UX designers are natural empaths because they translate the voice of the customer, their needs and wants, into meaningful design and delightful product experiences. If they would extend that empathy to their immediate environment (e.g. fellow developers) imagine the outcomes! They would be able to understand perfectly the point of view of their colleagues leaving all the misunderstandings, missed deadlines, and hurt egos behind.

Understanding the developer’s goals and needs, as well as their role and processes will contribute to efficient collaboration in a major way. Once the understanding is there, you’ll automatically give more towards helping them do their job better - you’ll provide the best documentation, involve them in the design process early on, ask for their feedback as to what is feasible, and so on.

There’s No Room for “That” Attitude in Product Teams

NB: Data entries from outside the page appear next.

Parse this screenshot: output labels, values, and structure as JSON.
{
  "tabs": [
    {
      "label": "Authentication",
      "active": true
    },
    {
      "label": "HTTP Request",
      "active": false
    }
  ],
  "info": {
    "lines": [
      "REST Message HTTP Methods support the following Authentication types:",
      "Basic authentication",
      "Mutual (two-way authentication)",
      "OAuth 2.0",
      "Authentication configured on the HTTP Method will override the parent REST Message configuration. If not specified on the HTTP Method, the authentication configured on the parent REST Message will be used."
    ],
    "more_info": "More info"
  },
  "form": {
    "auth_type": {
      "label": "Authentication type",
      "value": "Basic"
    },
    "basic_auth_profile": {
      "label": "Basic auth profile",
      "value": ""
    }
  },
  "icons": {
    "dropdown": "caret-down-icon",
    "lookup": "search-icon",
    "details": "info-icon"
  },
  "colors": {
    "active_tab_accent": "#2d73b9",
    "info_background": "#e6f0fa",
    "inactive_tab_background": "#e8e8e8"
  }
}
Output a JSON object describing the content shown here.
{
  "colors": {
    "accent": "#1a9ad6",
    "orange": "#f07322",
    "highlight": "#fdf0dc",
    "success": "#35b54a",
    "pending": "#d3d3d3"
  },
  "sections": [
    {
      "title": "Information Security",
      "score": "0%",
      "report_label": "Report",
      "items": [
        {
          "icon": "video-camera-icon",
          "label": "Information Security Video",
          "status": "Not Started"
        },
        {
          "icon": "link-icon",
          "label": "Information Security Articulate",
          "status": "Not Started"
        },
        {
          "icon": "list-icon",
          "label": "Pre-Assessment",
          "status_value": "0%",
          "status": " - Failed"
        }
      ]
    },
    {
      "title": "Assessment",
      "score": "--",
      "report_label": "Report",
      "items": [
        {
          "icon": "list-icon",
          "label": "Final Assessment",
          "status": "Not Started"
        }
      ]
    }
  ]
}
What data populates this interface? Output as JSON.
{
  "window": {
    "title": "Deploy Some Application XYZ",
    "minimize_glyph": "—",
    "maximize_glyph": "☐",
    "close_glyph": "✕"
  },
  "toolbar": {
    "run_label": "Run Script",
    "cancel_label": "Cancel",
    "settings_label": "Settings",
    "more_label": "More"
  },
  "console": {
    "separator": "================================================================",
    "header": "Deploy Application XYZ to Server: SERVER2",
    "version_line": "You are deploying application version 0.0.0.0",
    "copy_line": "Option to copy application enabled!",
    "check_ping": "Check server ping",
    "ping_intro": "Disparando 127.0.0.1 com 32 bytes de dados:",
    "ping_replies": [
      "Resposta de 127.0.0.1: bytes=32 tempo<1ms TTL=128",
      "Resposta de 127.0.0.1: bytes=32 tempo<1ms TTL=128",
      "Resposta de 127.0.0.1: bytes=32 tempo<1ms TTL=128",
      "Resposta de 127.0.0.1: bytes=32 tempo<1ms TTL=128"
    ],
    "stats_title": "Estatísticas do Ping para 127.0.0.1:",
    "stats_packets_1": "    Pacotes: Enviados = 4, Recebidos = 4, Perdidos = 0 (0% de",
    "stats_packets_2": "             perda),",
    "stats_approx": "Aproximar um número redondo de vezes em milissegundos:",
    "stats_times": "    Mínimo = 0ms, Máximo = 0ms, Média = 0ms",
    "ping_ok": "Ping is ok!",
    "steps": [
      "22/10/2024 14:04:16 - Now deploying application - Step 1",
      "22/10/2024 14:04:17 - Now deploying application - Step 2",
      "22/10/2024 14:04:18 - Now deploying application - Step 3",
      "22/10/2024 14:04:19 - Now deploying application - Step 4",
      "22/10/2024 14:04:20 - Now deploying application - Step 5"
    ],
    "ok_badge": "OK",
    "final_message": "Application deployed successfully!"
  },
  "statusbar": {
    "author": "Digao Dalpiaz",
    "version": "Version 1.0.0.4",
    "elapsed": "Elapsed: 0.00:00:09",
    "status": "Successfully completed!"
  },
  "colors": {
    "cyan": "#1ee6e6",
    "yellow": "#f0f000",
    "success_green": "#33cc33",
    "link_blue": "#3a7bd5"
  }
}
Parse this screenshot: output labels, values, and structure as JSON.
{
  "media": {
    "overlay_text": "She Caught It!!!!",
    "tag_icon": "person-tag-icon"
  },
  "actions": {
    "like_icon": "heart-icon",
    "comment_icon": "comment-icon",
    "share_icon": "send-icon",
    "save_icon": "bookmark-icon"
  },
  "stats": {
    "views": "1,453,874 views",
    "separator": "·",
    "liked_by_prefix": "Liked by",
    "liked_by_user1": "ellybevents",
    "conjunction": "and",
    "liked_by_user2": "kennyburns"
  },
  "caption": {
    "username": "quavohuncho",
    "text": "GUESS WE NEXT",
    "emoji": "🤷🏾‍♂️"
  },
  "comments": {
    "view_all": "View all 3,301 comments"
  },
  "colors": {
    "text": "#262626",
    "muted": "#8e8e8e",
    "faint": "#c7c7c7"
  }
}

It’s totally fine to think of this text as a rainbows and unicorns way of looking at the complex world of designer/developer collaboration. There’s just so many variables that come into play, right? Like any human to human relationship, this one can easily get messy.

Both sides have something to defend and they’ll sometimes defend it with an attitude that disregards the differing opinion and the reasoning behind it. Losing this attitude is necessary. All it takes is effort on both sides to listen, open mindedly, to the opposing views so you can find common ground, share ideas, iterate based on them, and ultimately, ship a product that delivers maximum value.

No One Really Wants to Stifle Innovation

UX-ers often see their colleagues developers as naysayers who tell them things cannot be done, demanding changes to their innovative designs. Sometimes this is true, and you need to defend your design idea with all you’ve got (while being polite obviously) and explain why further iteration would kill the usability of the product in the making.

But it also happens that developers actually can’t find the way to build what you’ve designed. Or they see it as too technically demanding/time consuming and small changes on the design side would make all the difference. If certain elements of your design are too difficult to implement they may not be worthwhile. Put simply, developers are there to help you better understand what is feasible and meaningful in terms of production.

The truth is, no one is really trying to kill innovation. The real UX artistry is knowing how to be creative within the constraints that developers may give you and coming up with the best possible solution.

Involve Developers Early in the Design Process

It will always be a UX designer’s job to envision the best possible user experience. But developers still need to contribute to the UX conversation because they will be evaluating the interface from the prism of what is technically possible. They can tell you right off the bat what can and cannot work, what are the chances for innovation, etc. Developers need to understand the “why” behind the UX/UI design to make informed decisions later in the development phase.

If possible, loop in your developers during wireframing (early, low-fi UX ideas) which is typically the initial phase of digital product design process. They many not be able to get the whole idea but you’ll have the chance to explain your design rationale and get early feedback regarding potential improvements.

Probably the best timing for UX designers and developers to sync and exchange ideas is during the prototyping phase. With the help of a good prototyping tool, designers can create fully interactive prototypes for iOS, Android or Web with zero coding.

These hi-fi prototypes are the representation of how the final product looks and behaves and they are great for a number of things, including usability testing, discussing feasibility, and clarifying to developers how the interface works. This will help them give proper feedback on the design infrastructure and start thinking of how the product should be built.

In summary, to create beautiful and meaningful digital products, both visually and technically, it’s critical that developers and designers work well together. Following some (or all) of the above tips will go a long way towards bringing digital product designer/developer relationship into equilibrium.